Riders ended their Day One journey in Arco, Idaho. Arco is the first city in the world to be powered by atomic energy, thanks to the world’s first nuclear reactor nearby. Whether their band name is an homage to Arco’s energetic fame, The Voltz delighted riders with covers and originals through the evening.

Feature photo by David Nagel, IBR 2017 rider.

It’s All Downhill from Here: Day 4 of the Oregon Bicycle Ride 2017

Ride Basics

From/To: Diamond Lake to Cottage Grove
Number of miles: 94
Elevation: 4,450
Weather: Big raindrops shifting to sun

The Long Descent

Group riding along the riverIf there is a cycling equivalent to coming back down to Earth, Day Four was it. The elevation profile for the day showed that riders would be descending for most of the day. The first 40+ miles were almost a freebie, since they were all a gradual downhill. A number of riders afterwards confessed that they had almost forgotten how to pedal by the time they rolled into rest stop one.

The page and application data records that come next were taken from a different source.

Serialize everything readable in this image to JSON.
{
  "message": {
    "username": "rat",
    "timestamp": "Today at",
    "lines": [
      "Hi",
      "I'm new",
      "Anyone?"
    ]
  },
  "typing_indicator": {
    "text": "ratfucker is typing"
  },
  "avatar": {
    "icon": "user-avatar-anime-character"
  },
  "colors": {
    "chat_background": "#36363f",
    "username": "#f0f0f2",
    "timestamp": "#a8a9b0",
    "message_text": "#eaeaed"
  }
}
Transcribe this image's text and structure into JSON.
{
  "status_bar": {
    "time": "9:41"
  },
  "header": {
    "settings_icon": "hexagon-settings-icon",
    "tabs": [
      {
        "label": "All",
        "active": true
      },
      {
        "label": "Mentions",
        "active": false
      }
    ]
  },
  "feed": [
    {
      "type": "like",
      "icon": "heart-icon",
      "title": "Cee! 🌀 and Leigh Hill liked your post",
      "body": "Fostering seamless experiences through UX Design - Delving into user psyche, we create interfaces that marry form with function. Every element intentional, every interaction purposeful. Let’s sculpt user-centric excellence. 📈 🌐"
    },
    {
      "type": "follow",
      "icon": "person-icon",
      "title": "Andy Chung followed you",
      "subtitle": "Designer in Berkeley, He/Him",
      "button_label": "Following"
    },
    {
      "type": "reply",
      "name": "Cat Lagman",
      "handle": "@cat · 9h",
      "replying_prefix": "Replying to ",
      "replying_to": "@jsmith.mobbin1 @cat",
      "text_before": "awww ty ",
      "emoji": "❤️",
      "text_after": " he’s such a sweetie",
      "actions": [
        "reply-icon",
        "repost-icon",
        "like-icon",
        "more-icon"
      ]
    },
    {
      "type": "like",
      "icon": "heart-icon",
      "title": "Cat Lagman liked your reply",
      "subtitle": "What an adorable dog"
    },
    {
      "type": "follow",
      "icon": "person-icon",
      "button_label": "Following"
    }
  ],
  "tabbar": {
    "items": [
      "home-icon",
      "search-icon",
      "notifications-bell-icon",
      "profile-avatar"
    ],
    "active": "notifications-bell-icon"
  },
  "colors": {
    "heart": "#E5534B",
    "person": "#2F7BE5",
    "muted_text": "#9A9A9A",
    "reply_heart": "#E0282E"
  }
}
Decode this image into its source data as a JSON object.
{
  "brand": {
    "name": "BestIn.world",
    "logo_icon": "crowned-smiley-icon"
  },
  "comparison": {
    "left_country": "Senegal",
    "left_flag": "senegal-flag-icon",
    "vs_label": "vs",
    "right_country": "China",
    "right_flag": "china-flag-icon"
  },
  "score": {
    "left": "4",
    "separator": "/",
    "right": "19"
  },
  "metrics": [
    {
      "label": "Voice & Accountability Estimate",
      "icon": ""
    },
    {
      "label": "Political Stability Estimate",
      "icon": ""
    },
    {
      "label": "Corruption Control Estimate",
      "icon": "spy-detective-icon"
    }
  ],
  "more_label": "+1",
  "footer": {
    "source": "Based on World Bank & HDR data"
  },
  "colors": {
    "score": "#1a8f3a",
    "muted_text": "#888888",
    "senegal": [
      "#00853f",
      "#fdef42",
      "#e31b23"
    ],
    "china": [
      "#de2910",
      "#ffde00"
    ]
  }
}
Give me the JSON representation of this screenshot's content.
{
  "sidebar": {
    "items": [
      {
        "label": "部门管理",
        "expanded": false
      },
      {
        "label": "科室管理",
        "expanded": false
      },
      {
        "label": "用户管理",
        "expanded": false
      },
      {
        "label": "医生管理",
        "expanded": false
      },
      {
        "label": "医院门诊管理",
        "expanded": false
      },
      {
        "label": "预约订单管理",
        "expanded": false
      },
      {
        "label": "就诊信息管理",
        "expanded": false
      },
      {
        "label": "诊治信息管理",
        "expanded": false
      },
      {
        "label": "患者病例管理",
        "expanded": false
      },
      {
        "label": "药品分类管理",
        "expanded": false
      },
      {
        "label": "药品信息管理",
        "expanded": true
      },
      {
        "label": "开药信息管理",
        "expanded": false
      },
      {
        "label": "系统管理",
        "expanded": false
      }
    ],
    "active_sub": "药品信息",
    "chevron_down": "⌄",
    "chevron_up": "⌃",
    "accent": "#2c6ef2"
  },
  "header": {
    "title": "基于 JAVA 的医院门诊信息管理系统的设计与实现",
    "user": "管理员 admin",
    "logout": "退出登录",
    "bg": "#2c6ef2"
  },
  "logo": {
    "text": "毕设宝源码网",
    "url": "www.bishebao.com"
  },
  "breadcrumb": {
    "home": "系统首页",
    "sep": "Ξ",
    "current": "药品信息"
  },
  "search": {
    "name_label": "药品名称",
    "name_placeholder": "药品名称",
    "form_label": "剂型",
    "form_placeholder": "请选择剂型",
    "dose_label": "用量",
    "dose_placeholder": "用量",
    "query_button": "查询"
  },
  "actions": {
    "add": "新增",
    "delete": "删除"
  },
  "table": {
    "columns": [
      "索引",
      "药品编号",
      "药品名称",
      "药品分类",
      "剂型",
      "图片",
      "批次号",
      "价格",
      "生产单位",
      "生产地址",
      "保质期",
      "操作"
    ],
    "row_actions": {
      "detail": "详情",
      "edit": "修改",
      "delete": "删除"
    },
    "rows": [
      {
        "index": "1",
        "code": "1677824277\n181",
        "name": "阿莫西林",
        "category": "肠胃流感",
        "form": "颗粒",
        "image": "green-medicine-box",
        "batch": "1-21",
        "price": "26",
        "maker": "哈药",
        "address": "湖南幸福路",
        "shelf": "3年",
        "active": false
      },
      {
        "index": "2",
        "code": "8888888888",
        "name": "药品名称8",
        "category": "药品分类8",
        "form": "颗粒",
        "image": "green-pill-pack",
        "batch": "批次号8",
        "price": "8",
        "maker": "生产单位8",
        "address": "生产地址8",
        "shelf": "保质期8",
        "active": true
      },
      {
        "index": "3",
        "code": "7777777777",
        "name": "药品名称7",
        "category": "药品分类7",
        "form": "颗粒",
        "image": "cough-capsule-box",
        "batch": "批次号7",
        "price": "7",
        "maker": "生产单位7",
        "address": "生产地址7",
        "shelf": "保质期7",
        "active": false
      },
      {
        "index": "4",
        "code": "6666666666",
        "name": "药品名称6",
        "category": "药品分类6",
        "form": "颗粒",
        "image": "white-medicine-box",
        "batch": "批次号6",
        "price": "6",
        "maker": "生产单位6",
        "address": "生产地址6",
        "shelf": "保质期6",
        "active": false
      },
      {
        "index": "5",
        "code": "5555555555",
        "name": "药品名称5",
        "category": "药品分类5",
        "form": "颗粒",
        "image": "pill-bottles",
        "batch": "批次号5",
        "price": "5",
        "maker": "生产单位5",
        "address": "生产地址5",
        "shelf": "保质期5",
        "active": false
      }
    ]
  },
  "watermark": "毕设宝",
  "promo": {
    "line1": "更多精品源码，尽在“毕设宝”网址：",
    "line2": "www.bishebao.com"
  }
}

Luckily, a hill or two after the first rest stop proved a refresher course in pedaling! The ride up the Bureau of Land Management road was one that might be referenced as a “memorable inclination,” and the downhill was every bit as memorable. Most remembered their preferred braking techniques and used them liberally.

Meanwhile, at the Rest Stop…

For riders, the rest stops are magical oases that seem to pop up from nowhere exactly when one is starting to feel a bit tummy-grumbly. It’s a lesser-known fact that the elves who make the rest stops happen are packed up and out of camp no later than 6:00am in order to set up and to be prepared for that first hungry rider.

There is a great amount of fruit cut, for example, as you can see from this fruit cutting time lapse.

The breakdown is swift and impressive, ensuring that little to no trace is left and that all the remaining foods and utensils have found their way back to where they belong.

A Tale of Two Lakes: Day 3 of the Oregon Bicycle Ride 2017

Ride Basics

From/To: Crater Lake Loop (optional)
Number of miles: Up to 59
Elevation: Up to 6,350 feet
Weather: Temperate with a side of showers

Options, Options

Crater Lake

As Alice shared later in the evening, there are roughly 300 million people living the United States, and roughly 300 folks rode up to Crater Lake on Day Three. That makes Day Three’s option to Crater Lake a one-in-a-million experience. And wow, what an experience!

The road for part of the loop was under construction, so most folks heeded Stan’s suggestion to end at the rest stop at Skell Head, which was the part of the rim ride sporting the most beautiful views. The clear morning weather promised unhindered vistas of the entire lake, and the lake did not disappoint.

Most riders returned to Diamond Lake by 1:00pm with their phones/cameras laden with gorgeous photos and their bodies ready for the delicious lunch that our fearless caterers had prepared.

Diamond Lake

Ducks at Diamond LakeThose who chose to opt out of the Crater Lake loop didn’t have to go far to witness the natural lakeside beauty of Oregon. Diamond Lake boasts a 12-mile paved path around the lake’s perimeter, punctuated by a resort, pizza place, and serene marshes.

Whether folks walked, biked, or rented a boat for the morning, it’s safe to say that everyone had a full dollop of natural splendor that made Day Three one for the books.

Also, there were ducks.


Featured image photo courtesy of Jason Kuhn